_TASK OBJECTIVE_: The data below should be copied over with complete accuracy.

_Data excerpts_:
---+---
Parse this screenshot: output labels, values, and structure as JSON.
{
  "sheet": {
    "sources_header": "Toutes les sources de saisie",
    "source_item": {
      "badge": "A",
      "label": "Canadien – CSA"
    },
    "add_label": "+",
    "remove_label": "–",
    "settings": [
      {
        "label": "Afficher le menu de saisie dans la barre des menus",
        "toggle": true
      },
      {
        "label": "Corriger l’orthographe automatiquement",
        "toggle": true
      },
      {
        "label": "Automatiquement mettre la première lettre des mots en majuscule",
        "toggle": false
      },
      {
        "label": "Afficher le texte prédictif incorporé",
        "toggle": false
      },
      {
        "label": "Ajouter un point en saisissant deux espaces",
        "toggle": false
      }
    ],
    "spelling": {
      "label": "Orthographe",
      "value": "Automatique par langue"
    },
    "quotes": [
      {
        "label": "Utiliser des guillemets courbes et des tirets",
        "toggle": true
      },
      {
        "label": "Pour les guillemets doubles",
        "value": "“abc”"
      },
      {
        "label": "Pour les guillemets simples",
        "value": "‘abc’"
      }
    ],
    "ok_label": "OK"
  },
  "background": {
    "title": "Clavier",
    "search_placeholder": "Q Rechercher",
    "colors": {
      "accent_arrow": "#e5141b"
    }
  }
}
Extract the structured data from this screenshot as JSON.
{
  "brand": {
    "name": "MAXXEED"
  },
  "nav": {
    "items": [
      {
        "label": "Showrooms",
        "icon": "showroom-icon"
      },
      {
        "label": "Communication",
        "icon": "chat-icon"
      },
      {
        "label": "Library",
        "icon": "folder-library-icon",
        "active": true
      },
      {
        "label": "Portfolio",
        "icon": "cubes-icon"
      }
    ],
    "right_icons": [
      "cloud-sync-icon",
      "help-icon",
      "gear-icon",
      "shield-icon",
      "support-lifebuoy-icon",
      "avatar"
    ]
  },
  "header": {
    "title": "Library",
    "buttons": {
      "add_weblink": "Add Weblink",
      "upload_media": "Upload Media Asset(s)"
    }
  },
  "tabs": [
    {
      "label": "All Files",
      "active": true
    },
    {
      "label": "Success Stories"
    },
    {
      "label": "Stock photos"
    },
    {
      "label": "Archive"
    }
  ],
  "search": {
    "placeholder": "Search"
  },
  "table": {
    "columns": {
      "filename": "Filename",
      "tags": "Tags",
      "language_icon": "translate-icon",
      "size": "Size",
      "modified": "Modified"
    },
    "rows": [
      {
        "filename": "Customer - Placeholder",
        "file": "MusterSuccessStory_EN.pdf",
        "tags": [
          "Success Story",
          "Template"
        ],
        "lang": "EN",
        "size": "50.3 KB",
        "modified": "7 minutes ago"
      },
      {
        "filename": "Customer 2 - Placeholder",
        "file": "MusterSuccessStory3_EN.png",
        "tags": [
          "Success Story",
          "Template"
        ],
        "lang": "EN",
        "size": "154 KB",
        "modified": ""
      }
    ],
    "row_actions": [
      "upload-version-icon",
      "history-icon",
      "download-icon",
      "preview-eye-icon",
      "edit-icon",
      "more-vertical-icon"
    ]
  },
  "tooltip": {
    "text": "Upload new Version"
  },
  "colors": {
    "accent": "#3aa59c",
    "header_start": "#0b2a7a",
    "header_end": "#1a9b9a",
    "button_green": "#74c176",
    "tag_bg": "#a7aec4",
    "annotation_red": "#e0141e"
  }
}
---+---
_THE ANSWER_:
Parse this screenshot: output labels, values, and structure as JSON.
{
  "sheet": {
    "sources_header": "Toutes les sources de saisie",
    "source_item": {
      "badge": "A",
      "label": "Canadien – CSA"
    },
    "add_label": "+",
    "remove_label": "–",
    "settings": [
      {
        "label": "Afficher le menu de saisie dans la barre des menus",
        "toggle": true
      },
      {
        "label": "Corriger l’orthographe automatiquement",
        "toggle": true
      },
      {
        "label": "Automatiquement mettre la première lettre des mots en majuscule",
        "toggle": false
      },
      {
        "label": "Afficher le texte prédictif incorporé",
        "toggle": false
      },
      {
        "label": "Ajouter un point en saisissant deux espaces",
        "toggle": false
      }
    ],
    "spelling": {
      "label": "Orthographe",
      "value": "Automatique par langue"
    },
    "quotes": [
      {
        "label": "Utiliser des guillemets courbes et des tirets",
        "toggle": true
      },
      {
        "label": "Pour les guillemets doubles",
        "value": "“abc”"
      },
      {
        "label": "Pour les guillemets simples",
        "value": "‘abc’"
      }
    ],
    "ok_label": "OK"
  },
  "background": {
    "title": "Clavier",
    "search_placeholder": "Q Rechercher",
    "colors": {
      "accent_arrow": "#e5141b"
    }
  }
}
Extract the structured data from this screenshot as JSON.
{
  "brand": {
    "name": "MAXXEED"
  },
  "nav": {
    "items": [
      {
        "label": "Showrooms",
        "icon": "showroom-icon"
      },
      {
        "label": "Communication",
        "icon": "chat-icon"
      },
      {
        "label": "Library",
        "icon": "folder-library-icon",
        "active": true
      },
      {
        "label": "Portfolio",
        "icon": "cubes-icon"
      }
    ],
    "right_icons": [
      "cloud-sync-icon",
      "help-icon",
      "gear-icon",
      "shield-icon",
      "support-lifebuoy-icon",
      "avatar"
    ]
  },
  "header": {
    "title": "Library",
    "buttons": {
      "add_weblink": "Add Weblink",
      "upload_media": "Upload Media Asset(s)"
    }
  },
  "tabs": [
    {
      "label": "All Files",
      "active": true
    },
    {
      "label": "Success Stories"
    },
    {
      "label": "Stock photos"
    },
    {
      "label": "Archive"
    }
  ],
  "search": {
    "placeholder": "Search"
  },
  "table": {
    "columns": {
      "filename": "Filename",
      "tags": "Tags",
      "language_icon": "translate-icon",
      "size": "Size",
      "modified": "Modified"
    },
    "rows": [
      {
        "filename": "Customer - Placeholder",
        "file": "MusterSuccessStory_EN.pdf",
        "tags": [
          "Success Story",
          "Template"
        ],
        "lang": "EN",
        "size": "50.3 KB",
        "modified": "7 minutes ago"
      },
      {
        "filename": "Customer 2 - Placeholder",
        "file": "MusterSuccessStory3_EN.png",
        "tags": [
          "Success Story",
          "Template"
        ],
        "lang": "EN",
        "size": "154 KB",
        "modified": ""
      }
    ],
    "row_actions": [
      "upload-version-icon",
      "history-icon",
      "download-icon",
      "preview-eye-icon",
      "edit-icon",
      "more-vertical-icon"
    ]
  },
  "tooltip": {
    "text": "Upload new Version"
  },
  "colors": {
    "accent": "#3aa59c",
    "header_start": "#0b2a7a",
    "header_end": "#1a9b9a",
    "button_green": "#74c176",
    "tag_bg": "#a7aec4",
    "annotation_red": "#e0141e"
  }
}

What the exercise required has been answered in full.